> [DATA]
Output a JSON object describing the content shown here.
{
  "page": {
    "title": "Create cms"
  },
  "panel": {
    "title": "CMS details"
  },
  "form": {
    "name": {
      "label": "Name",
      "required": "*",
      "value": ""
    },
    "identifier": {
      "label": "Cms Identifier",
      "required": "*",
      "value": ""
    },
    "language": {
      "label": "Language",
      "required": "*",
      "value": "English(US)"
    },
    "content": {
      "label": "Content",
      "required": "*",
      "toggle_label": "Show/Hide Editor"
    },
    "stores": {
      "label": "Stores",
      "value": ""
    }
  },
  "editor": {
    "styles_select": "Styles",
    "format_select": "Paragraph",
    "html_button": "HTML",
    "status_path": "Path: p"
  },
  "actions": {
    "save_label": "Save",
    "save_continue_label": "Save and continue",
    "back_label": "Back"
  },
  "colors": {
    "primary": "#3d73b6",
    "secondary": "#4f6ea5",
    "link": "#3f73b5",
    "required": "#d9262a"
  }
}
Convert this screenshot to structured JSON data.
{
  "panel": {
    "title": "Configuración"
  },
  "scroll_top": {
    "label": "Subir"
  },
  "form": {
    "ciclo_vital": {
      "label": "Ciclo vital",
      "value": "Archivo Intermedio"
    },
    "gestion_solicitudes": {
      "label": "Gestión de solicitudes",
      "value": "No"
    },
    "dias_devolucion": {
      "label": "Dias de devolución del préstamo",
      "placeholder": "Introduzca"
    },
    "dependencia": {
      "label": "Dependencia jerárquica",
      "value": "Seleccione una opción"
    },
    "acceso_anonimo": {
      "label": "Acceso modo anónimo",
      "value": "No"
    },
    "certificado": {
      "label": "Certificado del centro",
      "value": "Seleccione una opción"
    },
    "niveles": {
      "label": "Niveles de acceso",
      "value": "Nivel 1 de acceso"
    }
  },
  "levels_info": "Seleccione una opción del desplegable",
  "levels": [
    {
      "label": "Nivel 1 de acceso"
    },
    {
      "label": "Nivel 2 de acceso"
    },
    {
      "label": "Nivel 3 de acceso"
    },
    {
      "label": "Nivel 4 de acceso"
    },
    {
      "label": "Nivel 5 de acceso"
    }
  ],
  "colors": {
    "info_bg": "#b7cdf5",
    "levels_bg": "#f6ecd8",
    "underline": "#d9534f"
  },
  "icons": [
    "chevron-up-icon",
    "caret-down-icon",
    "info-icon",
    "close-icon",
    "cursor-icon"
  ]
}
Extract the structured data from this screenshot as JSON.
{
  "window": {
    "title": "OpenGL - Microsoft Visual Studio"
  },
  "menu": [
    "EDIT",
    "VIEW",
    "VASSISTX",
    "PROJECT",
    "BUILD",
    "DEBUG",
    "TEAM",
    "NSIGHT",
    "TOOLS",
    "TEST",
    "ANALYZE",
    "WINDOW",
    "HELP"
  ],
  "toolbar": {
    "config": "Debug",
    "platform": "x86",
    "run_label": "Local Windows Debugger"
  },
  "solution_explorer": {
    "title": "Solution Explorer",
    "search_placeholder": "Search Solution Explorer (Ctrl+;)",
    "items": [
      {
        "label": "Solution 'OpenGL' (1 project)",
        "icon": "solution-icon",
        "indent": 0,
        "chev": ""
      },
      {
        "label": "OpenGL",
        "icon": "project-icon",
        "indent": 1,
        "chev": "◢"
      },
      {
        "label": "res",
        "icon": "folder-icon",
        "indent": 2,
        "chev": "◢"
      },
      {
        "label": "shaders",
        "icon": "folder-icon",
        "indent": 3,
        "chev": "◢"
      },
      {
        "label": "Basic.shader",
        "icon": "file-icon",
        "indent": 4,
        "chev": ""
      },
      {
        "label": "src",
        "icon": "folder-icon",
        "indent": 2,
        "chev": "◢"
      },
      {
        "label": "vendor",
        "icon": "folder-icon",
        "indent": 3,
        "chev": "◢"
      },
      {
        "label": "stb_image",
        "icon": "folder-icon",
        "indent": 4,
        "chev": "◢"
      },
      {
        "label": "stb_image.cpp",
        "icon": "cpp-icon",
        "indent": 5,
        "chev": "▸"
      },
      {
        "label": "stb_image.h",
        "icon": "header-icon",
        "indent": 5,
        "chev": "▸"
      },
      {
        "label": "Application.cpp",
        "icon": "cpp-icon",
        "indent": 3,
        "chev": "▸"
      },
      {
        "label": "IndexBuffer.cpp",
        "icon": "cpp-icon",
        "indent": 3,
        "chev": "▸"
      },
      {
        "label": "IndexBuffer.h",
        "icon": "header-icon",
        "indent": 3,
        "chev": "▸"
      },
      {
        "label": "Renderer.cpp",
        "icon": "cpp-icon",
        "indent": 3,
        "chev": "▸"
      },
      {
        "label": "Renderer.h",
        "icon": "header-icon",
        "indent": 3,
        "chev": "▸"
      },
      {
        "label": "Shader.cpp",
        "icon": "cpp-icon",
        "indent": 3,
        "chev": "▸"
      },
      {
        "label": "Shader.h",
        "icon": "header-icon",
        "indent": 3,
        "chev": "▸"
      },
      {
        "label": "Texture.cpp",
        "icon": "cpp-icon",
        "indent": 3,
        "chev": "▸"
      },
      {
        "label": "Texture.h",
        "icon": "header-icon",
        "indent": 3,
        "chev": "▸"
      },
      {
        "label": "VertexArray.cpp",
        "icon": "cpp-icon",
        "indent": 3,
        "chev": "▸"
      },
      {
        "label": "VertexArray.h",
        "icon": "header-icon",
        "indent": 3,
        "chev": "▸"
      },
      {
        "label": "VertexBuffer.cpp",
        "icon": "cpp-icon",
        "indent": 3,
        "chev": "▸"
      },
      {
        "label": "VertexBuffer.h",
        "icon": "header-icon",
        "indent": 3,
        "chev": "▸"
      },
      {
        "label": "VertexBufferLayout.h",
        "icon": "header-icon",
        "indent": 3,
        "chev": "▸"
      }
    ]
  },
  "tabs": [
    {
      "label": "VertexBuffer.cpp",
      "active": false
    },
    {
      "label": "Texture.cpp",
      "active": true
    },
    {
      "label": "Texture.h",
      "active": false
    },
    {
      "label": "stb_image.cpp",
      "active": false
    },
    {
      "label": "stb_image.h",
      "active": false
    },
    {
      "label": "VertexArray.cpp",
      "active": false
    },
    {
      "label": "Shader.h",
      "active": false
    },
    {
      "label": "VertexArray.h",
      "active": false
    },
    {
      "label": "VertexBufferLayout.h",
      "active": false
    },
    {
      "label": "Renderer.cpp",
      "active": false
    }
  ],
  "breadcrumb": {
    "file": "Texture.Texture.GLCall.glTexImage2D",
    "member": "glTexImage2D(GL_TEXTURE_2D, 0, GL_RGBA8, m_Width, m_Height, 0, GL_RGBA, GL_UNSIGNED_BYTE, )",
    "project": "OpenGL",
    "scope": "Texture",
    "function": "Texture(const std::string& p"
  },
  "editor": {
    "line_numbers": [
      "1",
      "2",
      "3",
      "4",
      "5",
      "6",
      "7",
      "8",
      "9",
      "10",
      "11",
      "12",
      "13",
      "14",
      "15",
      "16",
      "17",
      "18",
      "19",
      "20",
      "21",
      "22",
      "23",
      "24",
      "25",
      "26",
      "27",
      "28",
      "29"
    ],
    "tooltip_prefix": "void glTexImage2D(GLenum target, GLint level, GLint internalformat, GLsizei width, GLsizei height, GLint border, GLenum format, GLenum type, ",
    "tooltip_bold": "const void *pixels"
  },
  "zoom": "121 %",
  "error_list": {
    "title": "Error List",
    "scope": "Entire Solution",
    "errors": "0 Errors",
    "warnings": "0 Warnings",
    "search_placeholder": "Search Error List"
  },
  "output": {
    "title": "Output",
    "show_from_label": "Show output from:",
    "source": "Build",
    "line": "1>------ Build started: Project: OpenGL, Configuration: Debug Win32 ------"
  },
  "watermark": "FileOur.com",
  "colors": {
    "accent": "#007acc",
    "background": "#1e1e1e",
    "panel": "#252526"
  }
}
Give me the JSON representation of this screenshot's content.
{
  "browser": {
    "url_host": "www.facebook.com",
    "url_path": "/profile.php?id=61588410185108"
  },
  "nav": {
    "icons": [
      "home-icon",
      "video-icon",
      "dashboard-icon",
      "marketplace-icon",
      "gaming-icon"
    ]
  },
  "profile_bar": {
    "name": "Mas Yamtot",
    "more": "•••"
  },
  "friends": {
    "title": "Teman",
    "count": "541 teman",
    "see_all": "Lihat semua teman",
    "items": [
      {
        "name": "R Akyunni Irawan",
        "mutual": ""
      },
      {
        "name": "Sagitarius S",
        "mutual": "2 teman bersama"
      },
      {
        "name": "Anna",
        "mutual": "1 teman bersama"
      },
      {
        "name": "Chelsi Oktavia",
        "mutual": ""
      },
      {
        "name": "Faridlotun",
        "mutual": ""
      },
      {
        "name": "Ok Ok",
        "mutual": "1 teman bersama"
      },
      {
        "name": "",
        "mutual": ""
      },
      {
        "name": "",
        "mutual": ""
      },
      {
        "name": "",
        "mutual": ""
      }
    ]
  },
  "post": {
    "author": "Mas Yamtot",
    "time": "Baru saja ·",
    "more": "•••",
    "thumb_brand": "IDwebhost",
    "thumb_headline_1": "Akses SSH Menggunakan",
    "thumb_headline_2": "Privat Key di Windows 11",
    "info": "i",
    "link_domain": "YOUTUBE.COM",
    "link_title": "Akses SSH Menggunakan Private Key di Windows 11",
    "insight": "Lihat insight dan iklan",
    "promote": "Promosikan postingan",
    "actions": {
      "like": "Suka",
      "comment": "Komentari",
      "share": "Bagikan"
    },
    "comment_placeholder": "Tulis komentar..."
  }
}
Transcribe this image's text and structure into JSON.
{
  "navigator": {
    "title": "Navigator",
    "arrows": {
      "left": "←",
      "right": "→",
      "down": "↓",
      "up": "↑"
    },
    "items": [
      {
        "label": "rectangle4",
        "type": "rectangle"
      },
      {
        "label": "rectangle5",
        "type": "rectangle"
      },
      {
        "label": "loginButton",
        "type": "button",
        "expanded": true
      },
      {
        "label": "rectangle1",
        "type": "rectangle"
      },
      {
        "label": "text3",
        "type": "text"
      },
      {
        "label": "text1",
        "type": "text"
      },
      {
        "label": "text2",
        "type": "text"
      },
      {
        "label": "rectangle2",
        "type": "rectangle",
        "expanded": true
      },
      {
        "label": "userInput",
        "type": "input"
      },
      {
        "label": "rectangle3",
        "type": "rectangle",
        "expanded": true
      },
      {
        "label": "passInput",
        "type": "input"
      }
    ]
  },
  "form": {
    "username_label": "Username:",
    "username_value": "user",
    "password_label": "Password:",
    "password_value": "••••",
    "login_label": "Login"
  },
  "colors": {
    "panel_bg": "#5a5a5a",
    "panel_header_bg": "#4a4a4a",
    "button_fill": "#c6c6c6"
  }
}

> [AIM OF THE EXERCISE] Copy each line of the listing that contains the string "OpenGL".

> [RESPONSE BELOW]
    "title": "OpenGL - Microsoft Visual Studio"
        "label": "Solution 'OpenGL' (1 project)",
        "label": "OpenGL",
    "project": "OpenGL",
    "line": "1>------ Build started: Project: OpenGL, Configuration: Debug Win32 ------"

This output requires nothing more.